(Page and application data records)
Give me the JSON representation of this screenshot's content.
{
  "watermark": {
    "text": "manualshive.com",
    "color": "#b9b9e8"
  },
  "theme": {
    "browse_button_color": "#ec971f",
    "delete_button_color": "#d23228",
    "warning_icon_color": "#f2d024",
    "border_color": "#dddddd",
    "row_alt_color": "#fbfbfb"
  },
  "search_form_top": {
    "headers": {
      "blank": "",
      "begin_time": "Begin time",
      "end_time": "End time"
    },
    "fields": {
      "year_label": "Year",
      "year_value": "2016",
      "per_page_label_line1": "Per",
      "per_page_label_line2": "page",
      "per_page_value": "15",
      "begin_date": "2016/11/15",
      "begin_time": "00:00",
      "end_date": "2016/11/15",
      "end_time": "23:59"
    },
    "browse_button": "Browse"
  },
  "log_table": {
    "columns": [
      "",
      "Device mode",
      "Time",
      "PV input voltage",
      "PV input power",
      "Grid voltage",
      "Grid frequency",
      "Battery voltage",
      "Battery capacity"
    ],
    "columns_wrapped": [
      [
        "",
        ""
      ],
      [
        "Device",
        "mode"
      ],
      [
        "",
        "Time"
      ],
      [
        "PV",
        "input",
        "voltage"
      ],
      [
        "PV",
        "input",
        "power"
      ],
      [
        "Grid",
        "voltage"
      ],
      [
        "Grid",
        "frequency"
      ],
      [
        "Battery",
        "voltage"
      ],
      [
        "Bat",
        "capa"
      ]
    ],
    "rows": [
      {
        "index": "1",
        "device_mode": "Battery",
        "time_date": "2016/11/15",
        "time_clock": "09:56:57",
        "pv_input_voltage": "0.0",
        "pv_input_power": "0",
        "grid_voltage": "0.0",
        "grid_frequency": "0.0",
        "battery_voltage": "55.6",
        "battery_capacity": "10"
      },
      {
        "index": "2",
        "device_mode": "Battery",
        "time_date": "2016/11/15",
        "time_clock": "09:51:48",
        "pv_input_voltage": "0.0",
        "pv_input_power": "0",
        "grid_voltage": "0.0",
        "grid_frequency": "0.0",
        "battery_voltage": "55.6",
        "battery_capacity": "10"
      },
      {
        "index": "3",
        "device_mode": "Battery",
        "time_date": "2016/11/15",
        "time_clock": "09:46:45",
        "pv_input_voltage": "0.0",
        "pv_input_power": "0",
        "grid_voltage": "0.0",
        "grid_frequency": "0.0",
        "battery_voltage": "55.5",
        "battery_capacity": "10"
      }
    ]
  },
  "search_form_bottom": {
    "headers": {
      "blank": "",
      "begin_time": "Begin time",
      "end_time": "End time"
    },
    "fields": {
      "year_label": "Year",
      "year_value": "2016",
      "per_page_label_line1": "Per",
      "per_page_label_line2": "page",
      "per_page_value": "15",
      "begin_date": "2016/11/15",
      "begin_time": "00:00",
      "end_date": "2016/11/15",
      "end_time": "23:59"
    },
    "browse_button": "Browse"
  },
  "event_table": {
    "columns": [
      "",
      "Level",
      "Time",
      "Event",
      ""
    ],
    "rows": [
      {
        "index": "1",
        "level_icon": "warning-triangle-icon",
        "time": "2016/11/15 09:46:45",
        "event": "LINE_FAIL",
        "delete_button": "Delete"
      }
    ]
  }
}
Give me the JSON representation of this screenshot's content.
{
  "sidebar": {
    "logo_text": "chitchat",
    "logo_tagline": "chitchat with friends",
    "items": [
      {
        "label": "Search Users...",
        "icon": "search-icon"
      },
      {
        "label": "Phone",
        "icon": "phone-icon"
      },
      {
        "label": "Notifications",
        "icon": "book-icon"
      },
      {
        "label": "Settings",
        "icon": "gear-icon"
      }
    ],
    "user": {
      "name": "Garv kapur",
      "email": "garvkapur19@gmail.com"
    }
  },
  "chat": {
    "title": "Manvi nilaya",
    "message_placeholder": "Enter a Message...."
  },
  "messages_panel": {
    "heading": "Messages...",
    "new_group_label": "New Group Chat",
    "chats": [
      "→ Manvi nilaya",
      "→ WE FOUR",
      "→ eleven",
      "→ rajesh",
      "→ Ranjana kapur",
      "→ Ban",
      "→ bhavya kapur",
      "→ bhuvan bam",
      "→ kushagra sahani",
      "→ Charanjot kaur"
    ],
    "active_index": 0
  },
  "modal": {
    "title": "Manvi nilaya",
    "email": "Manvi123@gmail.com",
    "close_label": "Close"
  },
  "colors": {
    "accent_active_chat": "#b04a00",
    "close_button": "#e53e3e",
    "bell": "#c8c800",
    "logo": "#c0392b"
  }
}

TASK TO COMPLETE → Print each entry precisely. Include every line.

TASK RESULT →
Give me the JSON representation of this screenshot's content.
{
  "watermark": {
    "text": "manualshive.com",
    "color": "#b9b9e8"
  },
  "theme": {
    "browse_button_color": "#ec971f",
    "delete_button_color": "#d23228",
    "warning_icon_color": "#f2d024",
    "border_color": "#dddddd",
    "row_alt_color": "#fbfbfb"
  },
  "search_form_top": {
    "headers": {
      "blank": "",
      "begin_time": "Begin time",
      "end_time": "End time"
    },
    "fields": {
      "year_label": "Year",
      "year_value": "2016",
      "per_page_label_line1": "Per",
      "per_page_label_line2": "page",
      "per_page_value": "15",
      "begin_date": "2016/11/15",
      "begin_time": "00:00",
      "end_date": "2016/11/15",
      "end_time": "23:59"
    },
    "browse_button": "Browse"
  },
  "log_table": {
    "columns": [
      "",
      "Device mode",
      "Time",
      "PV input voltage",
      "PV input power",
      "Grid voltage",
      "Grid frequency",
      "Battery voltage",
      "Battery capacity"
    ],
    "columns_wrapped": [
      [
        "",
        ""
      ],
      [
        "Device",
        "mode"
      ],
      [
        "",
        "Time"
      ],
      [
        "PV",
        "input",
        "voltage"
      ],
      [
        "PV",
        "input",
        "power"
      ],
      [
        "Grid",
        "voltage"
      ],
      [
        "Grid",
        "frequency"
      ],
      [
        "Battery",
        "voltage"
      ],
      [
        "Bat",
        "capa"
      ]
    ],
    "rows": [
      {
        "index": "1",
        "device_mode": "Battery",
        "time_date": "2016/11/15",
        "time_clock": "09:56:57",
        "pv_input_voltage": "0.0",
        "pv_input_power": "0",
        "grid_voltage": "0.0",
        "grid_frequency": "0.0",
        "battery_voltage": "55.6",
        "battery_capacity": "10"
      },
      {
        "index": "2",
        "device_mode": "Battery",
        "time_date": "2016/11/15",
        "time_clock": "09:51:48",
        "pv_input_voltage": "0.0",
        "pv_input_power": "0",
        "grid_voltage": "0.0",
        "grid_frequency": "0.0",
        "battery_voltage": "55.6",
        "battery_capacity": "10"
      },
      {
        "index": "3",
        "device_mode": "Battery",
        "time_date": "2016/11/15",
        "time_clock": "09:46:45",
        "pv_input_voltage": "0.0",
        "pv_input_power": "0",
        "grid_voltage": "0.0",
        "grid_frequency": "0.0",
        "battery_voltage": "55.5",
        "battery_capacity": "10"
      }
    ]
  },
  "search_form_bottom": {
    "headers": {
      "blank": "",
      "begin_time": "Begin time",
      "end_time": "End time"
    },
    "fields": {
      "year_label": "Year",
      "year_value": "2016",
      "per_page_label_line1": "Per",
      "per_page_label_line2": "page",
      "per_page_value": "15",
      "begin_date": "2016/11/15",
      "begin_time": "00:00",
      "end_date": "2016/11/15",
      "end_time": "23:59"
    },
    "browse_button": "Browse"
  },
  "event_table": {
    "columns": [
      "",
      "Level",
      "Time",
      "Event",
      ""
    ],
    "rows": [
      {
        "index": "1",
        "level_icon": "warning-triangle-icon",
        "time": "2016/11/15 09:46:45",
        "event": "LINE_FAIL",
        "delete_button": "Delete"
      }
    ]
  }
}
Give me the JSON representation of this screenshot's content.
{
  "sidebar": {
    "logo_text": "chitchat",
    "logo_tagline": "chitchat with friends",
    "items": [
      {
        "label": "Search Users...",
        "icon": "search-icon"
      },
      {
        "label": "Phone",
        "icon": "phone-icon"
      },
      {
        "label": "Notifications",
        "icon": "book-icon"
      },
      {
        "label": "Settings",
        "icon": "gear-icon"
      }
    ],
    "user": {
      "name": "Garv kapur",
      "email": "garvkapur19@gmail.com"
    }
  },
  "chat": {
    "title": "Manvi nilaya",
    "message_placeholder": "Enter a Message...."
  },
  "messages_panel": {
    "heading": "Messages...",
    "new_group_label": "New Group Chat",
    "chats": [
      "→ Manvi nilaya",
      "→ WE FOUR",
      "→ eleven",
      "→ rajesh",
      "→ Ranjana kapur",
      "→ Ban",
      "→ bhavya kapur",
      "→ bhuvan bam",
      "→ kushagra sahani",
      "→ Charanjot kaur"
    ],
    "active_index": 0
  },
  "modal": {
    "title": "Manvi nilaya",
    "email": "Manvi123@gmail.com",
    "close_label": "Close"
  },
  "colors": {
    "accent_active_chat": "#b04a00",
    "close_button": "#e53e3e",
    "bell": "#c8c800",
    "logo": "#c0392b"
  }
}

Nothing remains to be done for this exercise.